A few more considerations…

Who is your customer or client?

Have a think about who you’re selling to. Is it men, women or both? How old? What do they earn? Where are they based? What are their interests? Where do they go on holiday (if they do). Do they have kids, a partner? What books do they read and where do they tend to shop? You’re building up a profile so that you know who you’re speaking to when you launch your website and on social media. If you don’t know who your customer or client is, you can’t reach them.

Or are you selling to businesses, rather than individuals? If so, what sector are they in and what size of business are they? Where are they based? What would they be looking for when deciding on who to go with for your product/service?

Savings plan

You’re at the start of self-employment so right now, you’ll do well to focus on just getting your business off the ground. But once established, it’s important to protect yourself. If you’re earning enough, it’s great to squirrel away some savings so that if there’s then a period of illness or no work, you’ll have some funds to access that will hopefully see you through it.

Frankie Tortora, founder of Doing it for the Kids and freelance graphic designer, recommended Plum to me. It’s an app that helps you to save a bit each month. This might be worth a shot, if you find it hard to remember these things. I love the idea of it but found I didn’t need it, as I’m quite happy to manage two bank accounts. One is a current account, where I pay myself a salary each month and all bills comes out of. And the other is a business account. Here, I receive all business income (like my book advance, course fees or any ad-hoc journalism commissions) and pay business costs. 

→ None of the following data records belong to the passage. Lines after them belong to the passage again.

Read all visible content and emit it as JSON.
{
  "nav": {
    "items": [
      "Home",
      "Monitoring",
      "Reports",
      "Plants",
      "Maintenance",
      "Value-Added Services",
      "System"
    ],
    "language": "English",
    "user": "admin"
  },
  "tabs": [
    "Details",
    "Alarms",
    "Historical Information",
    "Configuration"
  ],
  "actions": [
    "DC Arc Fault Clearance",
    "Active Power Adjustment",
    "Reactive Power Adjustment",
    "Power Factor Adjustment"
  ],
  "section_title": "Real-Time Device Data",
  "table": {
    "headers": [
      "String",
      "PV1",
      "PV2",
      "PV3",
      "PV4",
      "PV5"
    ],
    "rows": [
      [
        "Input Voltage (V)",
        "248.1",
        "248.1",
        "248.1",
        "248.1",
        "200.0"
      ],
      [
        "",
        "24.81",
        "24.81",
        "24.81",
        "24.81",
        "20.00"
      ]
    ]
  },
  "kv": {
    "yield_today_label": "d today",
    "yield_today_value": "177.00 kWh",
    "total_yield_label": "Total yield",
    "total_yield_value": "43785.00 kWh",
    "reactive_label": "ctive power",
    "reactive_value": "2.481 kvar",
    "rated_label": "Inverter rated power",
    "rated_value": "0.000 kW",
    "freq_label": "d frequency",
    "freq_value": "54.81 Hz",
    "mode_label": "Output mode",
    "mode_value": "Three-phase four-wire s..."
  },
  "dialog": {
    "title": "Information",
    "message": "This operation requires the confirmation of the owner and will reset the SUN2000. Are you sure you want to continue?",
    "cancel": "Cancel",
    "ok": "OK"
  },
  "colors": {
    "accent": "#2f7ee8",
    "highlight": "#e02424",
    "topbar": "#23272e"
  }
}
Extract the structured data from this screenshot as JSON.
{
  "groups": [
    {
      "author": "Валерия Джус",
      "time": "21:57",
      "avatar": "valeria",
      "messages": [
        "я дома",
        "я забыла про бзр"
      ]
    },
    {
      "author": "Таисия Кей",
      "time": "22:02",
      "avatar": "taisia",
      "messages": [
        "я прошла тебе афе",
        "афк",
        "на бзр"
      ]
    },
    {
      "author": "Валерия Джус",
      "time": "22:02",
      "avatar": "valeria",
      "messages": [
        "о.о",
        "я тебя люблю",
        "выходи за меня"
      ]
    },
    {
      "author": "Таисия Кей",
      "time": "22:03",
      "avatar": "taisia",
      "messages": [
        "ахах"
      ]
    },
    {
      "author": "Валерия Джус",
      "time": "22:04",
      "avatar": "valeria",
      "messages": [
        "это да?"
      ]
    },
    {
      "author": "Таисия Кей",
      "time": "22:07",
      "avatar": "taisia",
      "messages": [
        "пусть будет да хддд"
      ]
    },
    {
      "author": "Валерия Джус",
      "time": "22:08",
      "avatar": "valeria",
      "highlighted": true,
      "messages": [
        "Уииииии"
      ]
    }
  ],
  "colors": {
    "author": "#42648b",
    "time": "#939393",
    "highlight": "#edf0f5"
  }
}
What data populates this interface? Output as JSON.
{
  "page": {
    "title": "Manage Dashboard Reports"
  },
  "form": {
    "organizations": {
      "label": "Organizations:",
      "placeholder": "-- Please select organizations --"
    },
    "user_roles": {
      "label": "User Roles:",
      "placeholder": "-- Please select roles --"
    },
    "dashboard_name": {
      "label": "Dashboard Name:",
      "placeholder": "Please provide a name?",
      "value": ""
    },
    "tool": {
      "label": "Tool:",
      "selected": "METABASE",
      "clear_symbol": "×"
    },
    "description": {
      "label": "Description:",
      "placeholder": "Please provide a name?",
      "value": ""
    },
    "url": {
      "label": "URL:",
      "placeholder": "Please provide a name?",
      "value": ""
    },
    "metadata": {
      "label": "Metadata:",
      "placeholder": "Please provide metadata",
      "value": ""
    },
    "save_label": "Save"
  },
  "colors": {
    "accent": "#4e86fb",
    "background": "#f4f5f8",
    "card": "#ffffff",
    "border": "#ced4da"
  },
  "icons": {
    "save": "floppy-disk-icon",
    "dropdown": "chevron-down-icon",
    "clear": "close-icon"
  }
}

I also transfer my tax money into a savings account. It can be a little heartbreaking having to set aside tax when you’re starting out in business, but it’s necessary. You may already know that as a self-employed person, you have a tax-free personal allowance of £12,500. That means you can earn that amount without having to pay a penny of tax. But anything you earn on top of that, you have to set aside 20% of it for tax (up to £50,000. Then from £51,000 – £150,000 you pay 40% tax. And over £150,000 you pay 45% tax).

What I do as a little extra savings pot is set aside 20% of every freelance job that comes in. That means that when I come to do my tax return, I always have money left over ‘in the pot’, as I haven’t accounted for the tax-free £12,500. It’s like a little bonus before I have to hand over the tax that I do owe. Holly (the coach from earlier) reckons three month’s salary is what all freelancers should aim to have in savings. But she also recommends a ‘fuck it’ fund – put any extra cash in this ‘pot’ so spend frivolously when you need a little pick-me-up. I love this idea.

Limited company

If you register as a limited company – this has tax benefits, and liability benefits but requires a second lot of accounts each year – your accounting will look a little different. When starting out, I’d recommend simply registering as a sole trader and then seeking advice from an accountant once you’re up and running, to determine whether it’s a good idea to become a limited company. There’s some information on the differences between sole trader and limited company here. I now have a limited company, as well as operating as a sole trader.

Freelance insurance

I don’t have it myself but I’m hearing more conversations about insurance. For things like covering you if you’re sick, maternity pay, it can be a good idea. Leah Larwood wrote a blog post about April UK who offer insurance for self-employed workers. Here’s her piece, in case you’re interested.

Pensions

The UK Government are trying to encourage self-employed workers to put money into a pensions fund, in the same way that employed people do. I wrote about this for Forbes. It’s clearly a good idea to think that far ahead but my overriding feeling is that while trying to establish a freelance career or new business (perhaps alongside raising young kids), it doesn’t need to be the priority. Wait until the cash is flowing in and then start worrying about your pension.